A complex relationship…

The relationship between participation, community, investment and is complex, and I created a flow chart in attempt to organize my thoughts.  I think I’m going to have to submit that in a separate post because I’m having some difficulty.  Hopefully, I can get that posted immediately following this.  

Anyway, I have several thoughts about participation, community, and investment:

1.  It could point us toward some potential trouble-shooting ideas.  Have a participation issue in the classroom?  Try to boost student investment by incorporating subject matter that’s important to students.  Don’t have a community of learners?  Get students involved.  Collaboration and team activities can begin to build community.  It can also be helpful to take a couple minutes every day to play fun games to help students get used to participating.  Even if the games aren’t “academic,” it’s a worthwhile investment in the health of your community.  Have low participant investment?  Bolster the community (here’s something for science and math teachers and those who work with the big kids).

2.  It reminds me of your post, Kelly.  Welcome to group fitness!  It all starts with that first session.  It only took one time for you to feel the pull of your Zumba community, and it sounds like you’re already developing a sense of investment.  You’ll go back next week, the week after that, and the cycle will become more entrenched as depth of participation, community, and investment increases.  The same thing happened to me with Pump, Combat, and a few others.  Within months, my fitness routine (which started out light and with no knowledge of form or function) became a part of me.  Now, a few years in, I am living the cycle in that chart; all three factors influence me and propel me to continue.  I don’t always love everything I do in class, but I keep going because of the depth and strength of community, investment, and participation. 

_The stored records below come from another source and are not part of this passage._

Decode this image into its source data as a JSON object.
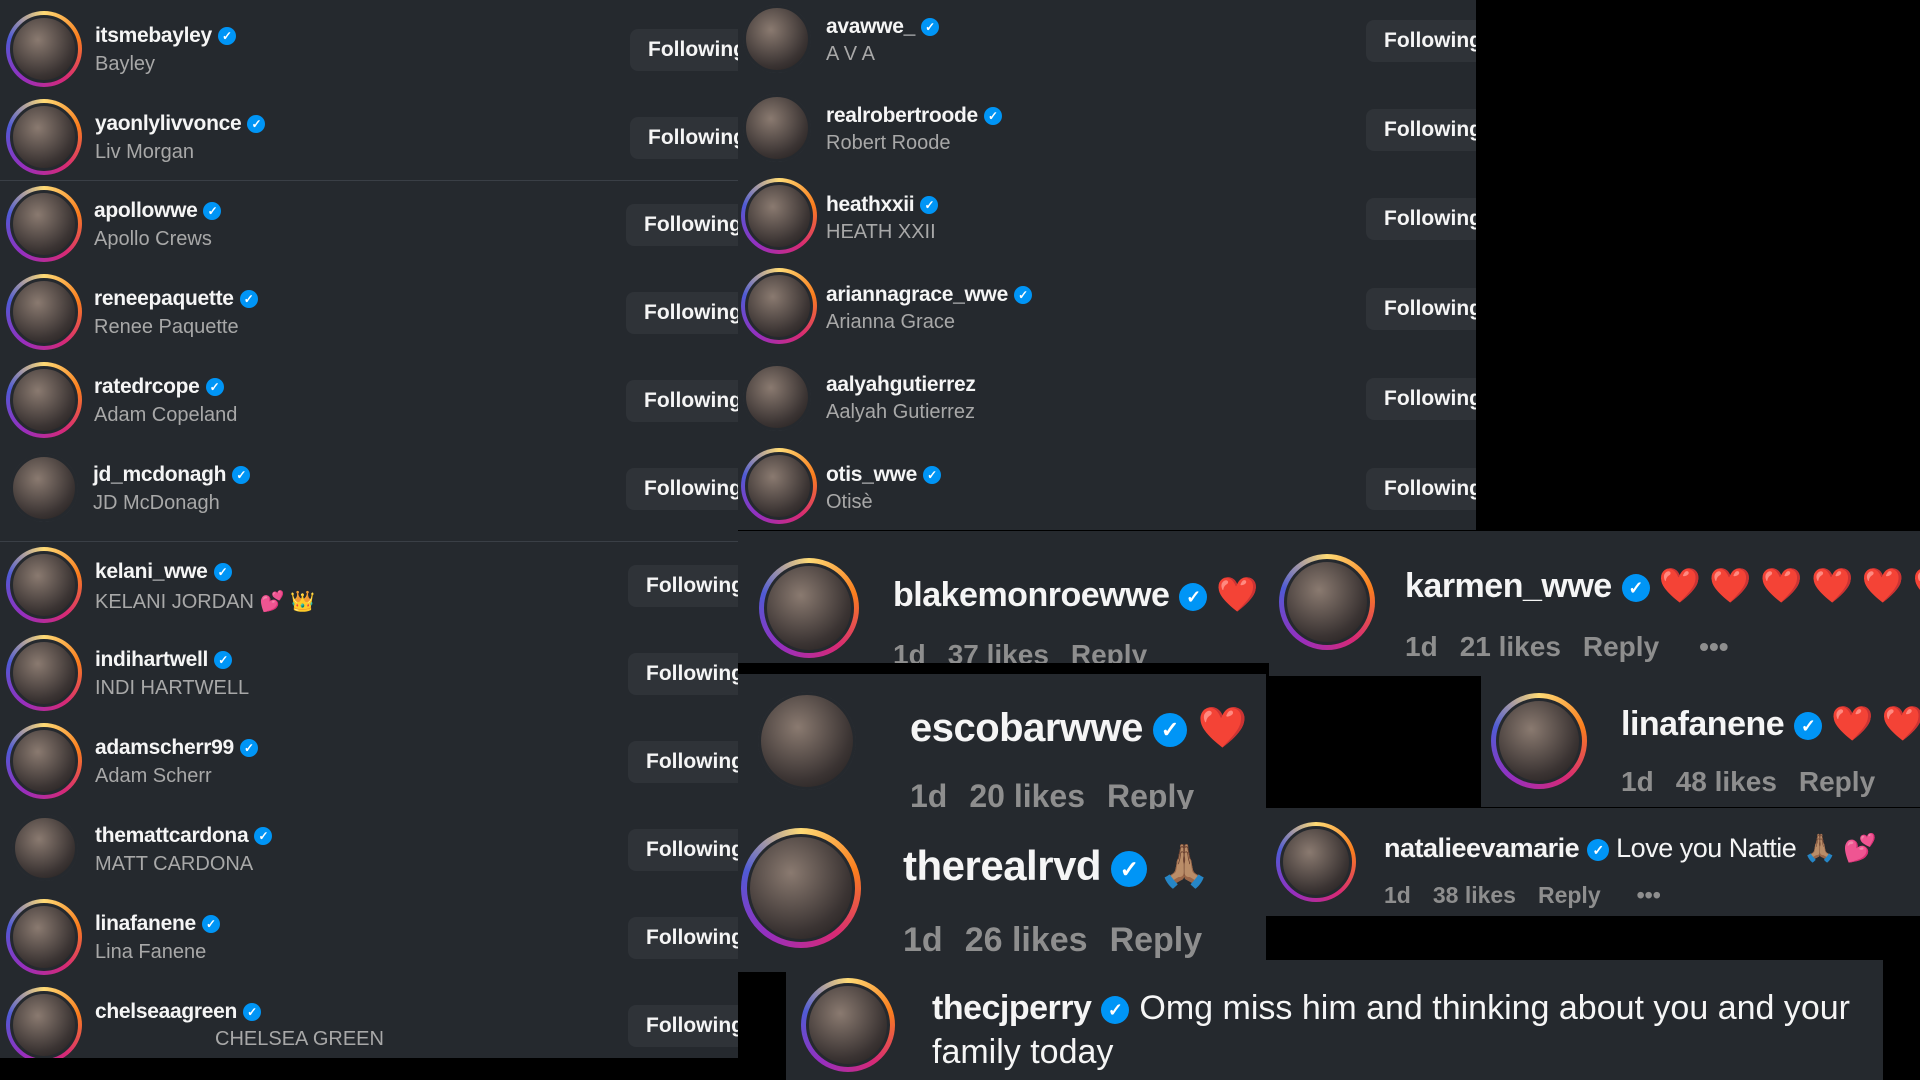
{
  "follow_label": "Following",
  "left_list": [
    {
      "username": "itsmebayley",
      "name": "Bayley",
      "verified": true
    },
    {
      "username": "yaonlylivvonce",
      "name": "Liv Morgan",
      "verified": true
    },
    {
      "username": "apollowwe",
      "name": "Apollo Crews",
      "verified": true
    },
    {
      "username": "reneepaquette",
      "name": "Renee Paquette",
      "verified": true
    },
    {
      "username": "ratedrcope",
      "name": "Adam Copeland",
      "verified": true
    },
    {
      "username": "jd_mcdonagh",
      "name": "JD McDonagh",
      "verified": true
    },
    {
      "username": "kelani_wwe",
      "name": "KELANI JORDAN 💕 👑",
      "verified": true
    },
    {
      "username": "indihartwell",
      "name": "INDI HARTWELL",
      "verified": true
    },
    {
      "username": "adamscherr99",
      "name": "Adam Scherr",
      "verified": true
    },
    {
      "username": "themattcardona",
      "name": "MATT CARDONA",
      "verified": true
    },
    {
      "username": "linafanene",
      "name": "Lina Fanene",
      "verified": true
    },
    {
      "username": "chelseaagreen",
      "name": "CHELSEA GREEN",
      "verified": true
    }
  ],
  "right_list": [
    {
      "username": "avawwe_",
      "name": "A V A",
      "verified": true
    },
    {
      "username": "realrobertroode",
      "name": "Robert Roode",
      "verified": true
    },
    {
      "username": "heathxxii",
      "name": "HEATH XXII",
      "verified": true
    },
    {
      "username": "ariannagrace_wwe",
      "name": "Arianna Grace",
      "verified": true
    },
    {
      "username": "aalyahgutierrez",
      "name": "Aalyah Gutierrez",
      "verified": false
    },
    {
      "username": "otis_wwe",
      "name": "Otisè",
      "verified": true
    }
  ],
  "comments": [
    {
      "username": "blakemonroewwe",
      "text": "❤️",
      "time": "1d",
      "likes": "37 likes",
      "reply": "Reply"
    },
    {
      "username": "karmen_wwe",
      "text": "❤️ ❤️ ❤️ ❤️ ❤️ ❤️",
      "time": "1d",
      "likes": "21 likes",
      "reply": "Reply",
      "more": "•••"
    },
    {
      "username": "escobarwwe",
      "text": "❤️",
      "time": "1d",
      "likes": "20 likes",
      "reply": "Reply"
    },
    {
      "username": "linafanene",
      "text": "❤️ ❤️",
      "time": "1d",
      "likes": "48 likes",
      "reply": "Reply"
    },
    {
      "username": "therealrvd",
      "text": "🙏🏽",
      "time": "1d",
      "likes": "26 likes",
      "reply": "Reply"
    },
    {
      "username": "natalieevamarie",
      "text": "Love you Nattie 🙏🏽 💕",
      "time": "1d",
      "likes": "38 likes",
      "reply": "Reply",
      "more": "•••"
    },
    {
      "username": "thecjperry",
      "text": "Omg miss him and thinking about you and your family today"
    }
  ],
  "colors": {
    "panel": "#25292e",
    "verified": "#0095f6",
    "heart": "#ff3040",
    "muted": "#8e8e8e"
  }
}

This morning, as I rode my bike in cycling class, I thought about the beginning of your journey and how it sounds so similar to mine.  I was that new person, but now I’m the veteran helping new people and considering becoming certified to teach.  We all have the capacity to grow within our roles as participants, and really, we’re never the same participant.  Because when you go back on Tuesday, you know what to expect.  You’ve seen the moves and met the people.  It will be easier.  And when I go back on Sunday, I have a few areas where I need to challenge myself more.  All participants undergo a continual, fluid transformation. 

3.  It also reminds me of your post, Lizzy.  I completely relate to your experience with field hockey.  I have a very similar situation with soccer (all through high school, my mom brought fruit and post-game snacks for the team, too…such a great memory!).  I love your point about being on a team.  Although I find group fitness super motivating and supportive, there’s something special about adding that extra layer of competing towards a shared goal because teammates have a high level of interdependence.  When I belong to a team, I don’t simply participate.  Rather, I want to have a tangible, positive effect on my team.  I want to score, assist, tackle – basically anything that helps my team towards a win. 

Teams create a special kind of investment because it hurts to not participate meaningfully.  That happened to me Wednesday night.  I stubbornly insisted on completing my regular Wednesday night workout prior to my soccer game, and when I got on the field, I had nothing in the tank.  I felt like I was running around wasting space, and that bothered me to no end.  It ate at me to not positively affect the game.  I felt a sense of personal responsibility and the feeling like I was letting others down, people who depended on me.  I am itching for my next game, my chance at redemption.  Perhaps classroom competitions and maybe even “gamifying” the classroom can foster a similar sense of interdependence, collaboration, and motivation among participants.